A: No, they do not. Self-employed individuals will be treated like employees, so they do not need to take the extra step of first registering as employers. When employee applications become available there will be an option to categorize yourself as a self-employed individual, and they will have a specific application to fill out.
Q: When employers register on hireguam.com, do they get an acceptance letter or something that verifies they’re in the system?
A: They have to be validated. When they register, they have to upload a business license to ensure they are indeed a legal company. There is a section on the website where they can scan that document, or email it. After GDOL reviews what has been submitted and validates the business, they can proceed with inputting employee information.
Q: Are employers required to provide employees with a notice or certification of furlough or reduced hours?
A: We certainly encourage employers to provide such notices to their employees to allow for speedy implementation of the unemployment programs. Employees who are having difficulties obtaining documents from their former employer can self-certify their eligibility.
Q: Is there anything that employees can do to encourage their employer to sign up on hireguam.com?
A: Some employees are worried that their employer won’t sign up. They can email GDOL to check if their employer registered, and if not, I would be willing to call the employer. The department's email address for employees in this situation is firstname.lastname@example.org. Employees are also able to self-certify their eligibility if they are having difficulties with their previous employer.
Q: What do affected workers need to bring or input in order to complete their application?
A; The first thing they will need to bring is an ID. It doesn't have to be a passport; it can be a Guam ID, a Guam drivers license, an out of state license. As long as it’s valid and it proves who you are, that’s what we need initially. If they can, get a letter from their employer stating the date they were furloughed or their wages were reduced. If they can’t the employee can self-certify that they qualify for the program.
Q: For people who have limited access to technology like scanners, would a photo of relevant documents, like a layoff notice or check stub be accepted by GDOL?
A: Yes. We are accepting many different forms of these documents because we know that some employers have left the island.
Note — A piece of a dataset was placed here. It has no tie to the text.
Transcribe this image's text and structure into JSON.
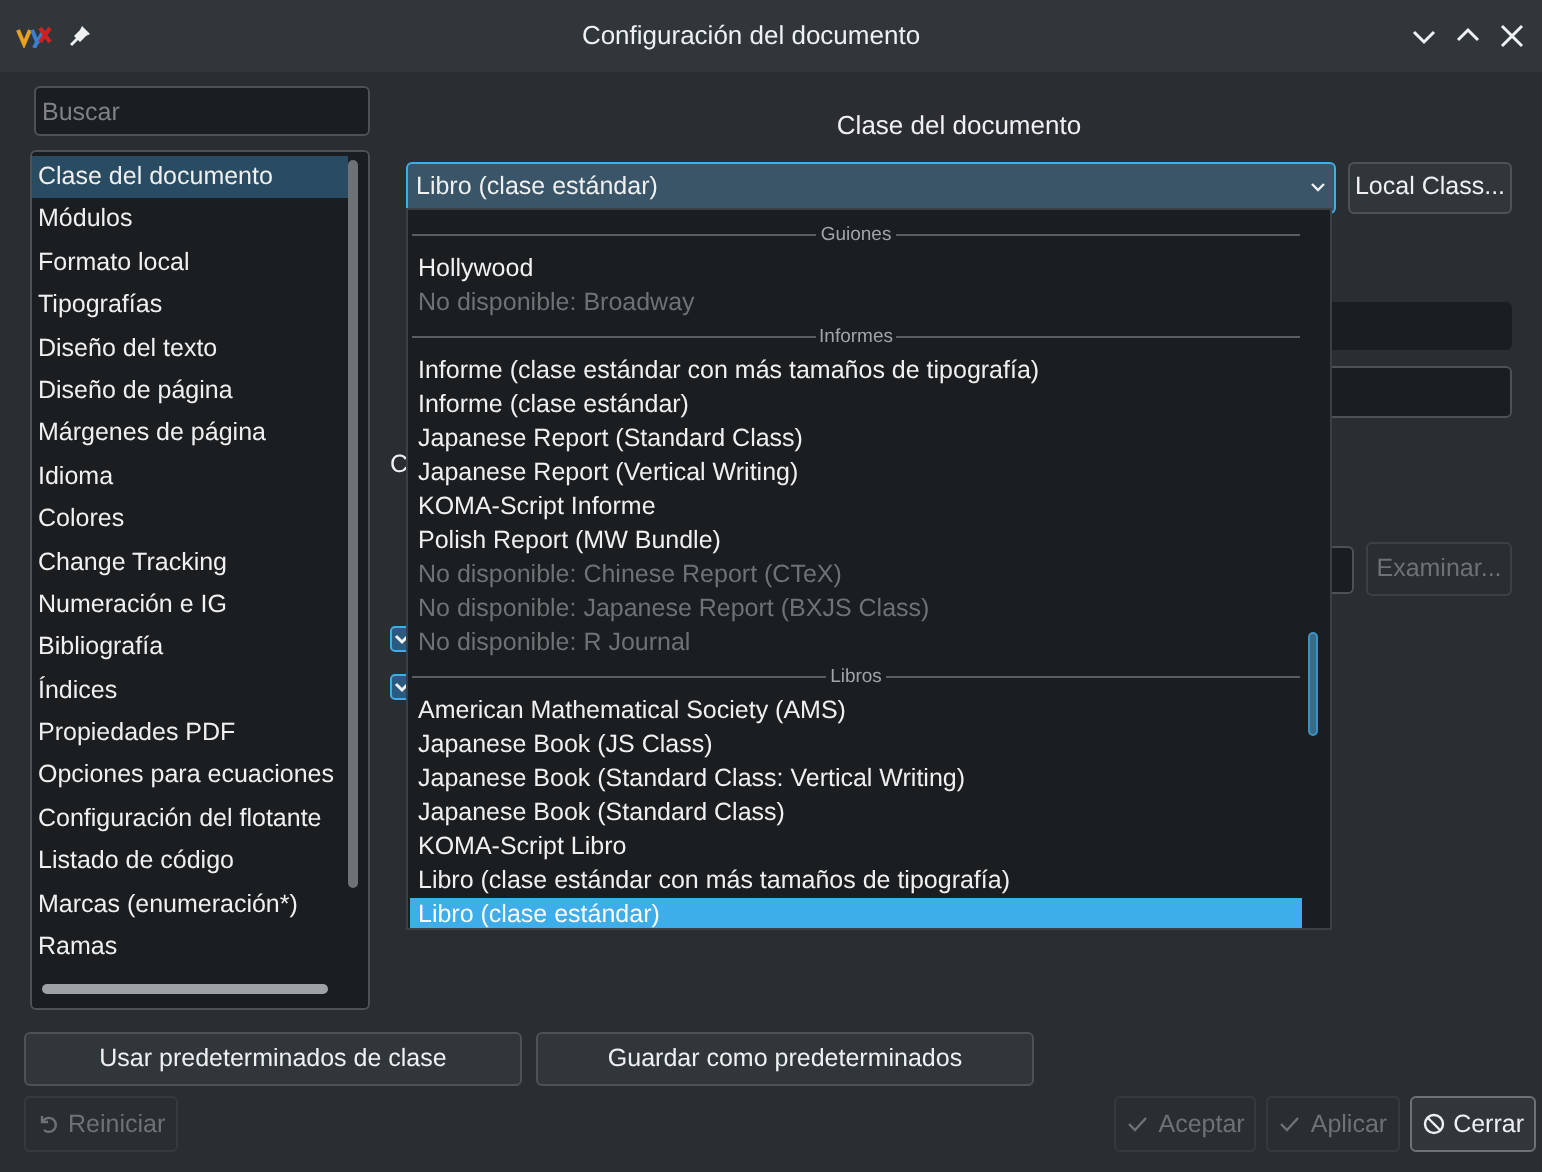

We are also allowing employees to self-certify if they are unable to reach their former employer. The federal Department of Labor will also conduct audits to address any fraud that may occur in this program.
Q: After residents complete the application process, how soon will they receive their benefits?
A: As soon as the employee module is up and running, it is designed to be able to get money out right away, especially if the applicants opted for a wire transfer as opposed to a paper check.
Q: What can you tell us about the selection process for the vendor of the online application?
A: The vendor GDOL went with was the original vendor we used to create hireguam.com and our job search engine. They focus on workforce development. The great thing about using the same company is all of these modules talk to each other. When the pandemic dies down or goes away and the economy starts to pick back up again, an employee’s information will seamlessly transition over to the job search site. Now they can look for dislocated worker programs, apprenticeship programs, a new career, or training GDOL offers.